_Problem_: Below are the records. List every line holding the word "Speichern".

_Data records_:
-- -- --

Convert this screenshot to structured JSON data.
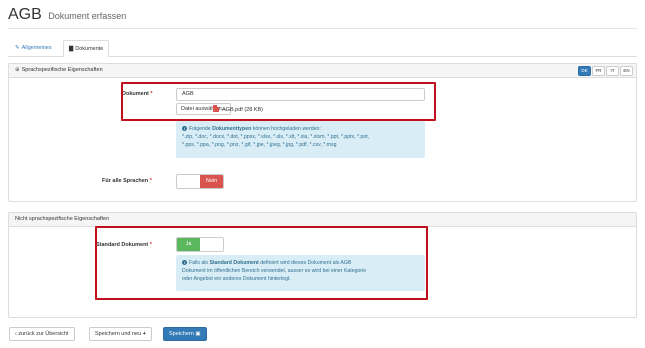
{
  "header": {
    "title": "AGB",
    "subtitle": "Dokument erfassen"
  },
  "tabs": [
    {
      "label": "Allgemeines",
      "icon": "pencil-icon",
      "active": false
    },
    {
      "label": "Dokumente",
      "icon": "document-icon",
      "active": true
    }
  ],
  "section_language": {
    "heading": "Sprachspezifische Eigenschaften",
    "heading_icon": "globe-icon",
    "languages": [
      "DE",
      "FR",
      "IT",
      "EN"
    ],
    "active_language": "DE",
    "document_label": "Dokument",
    "required_mark": "*",
    "document_value": "AGB",
    "file_button": "Datei auswählen...",
    "file_name": "AGB.pdf (28 KB)",
    "file_icon": "pdf-file-icon",
    "info_prefix": "Folgende ",
    "info_bold": "Dokumenttypen",
    "info_suffix": " können hochgeladen werden:",
    "info_types_line1": "*.zip, *.doc, *.docx, *.dot, *.ppsx, *.xlsx, *.xls, *.xlt, *.xla, *.xlsm, *.ppt, *.pptx, *.pot,",
    "info_types_line2": "*.pps, *.ppa, *.png, *.pnz, *.gif, *.jpe, *.jpeg, *.jpg, *.pdf, *.csv, *.msg",
    "all_languages_label": "Für alle Sprachen",
    "all_languages_toggle": "Nein"
  },
  "section_general": {
    "heading": "Nicht sprachspezifische Eigenschaften",
    "default_doc_label": "Standard Dokument",
    "required_mark": "*",
    "toggle_value": "Ja",
    "info_prefix": "Falls als ",
    "info_bold": "Standard Dokument",
    "info_line1_rest": " definiert wird dieses Dokument als AGB",
    "info_line2": "Dokument im öffentlichen Bereich verwendet, ausser es wird bei einer Kategorie",
    "info_line3": "oder Angebot ein anderes Dokument hinterlegt."
  },
  "footer": {
    "back_label": "zurück zur Übersicht",
    "save_new_label": "Speichern und neu",
    "save_label": "Speichern"
  },
  "colors": {
    "primary": "#337ab7",
    "danger": "#d9534f",
    "success": "#5cb85c",
    "info_bg": "#d9edf7",
    "highlight": "#c0101c"
  }
}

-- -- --

_Task response_:
    "save_new_label": "Speichern und neu",
    "save_label": "Speichern"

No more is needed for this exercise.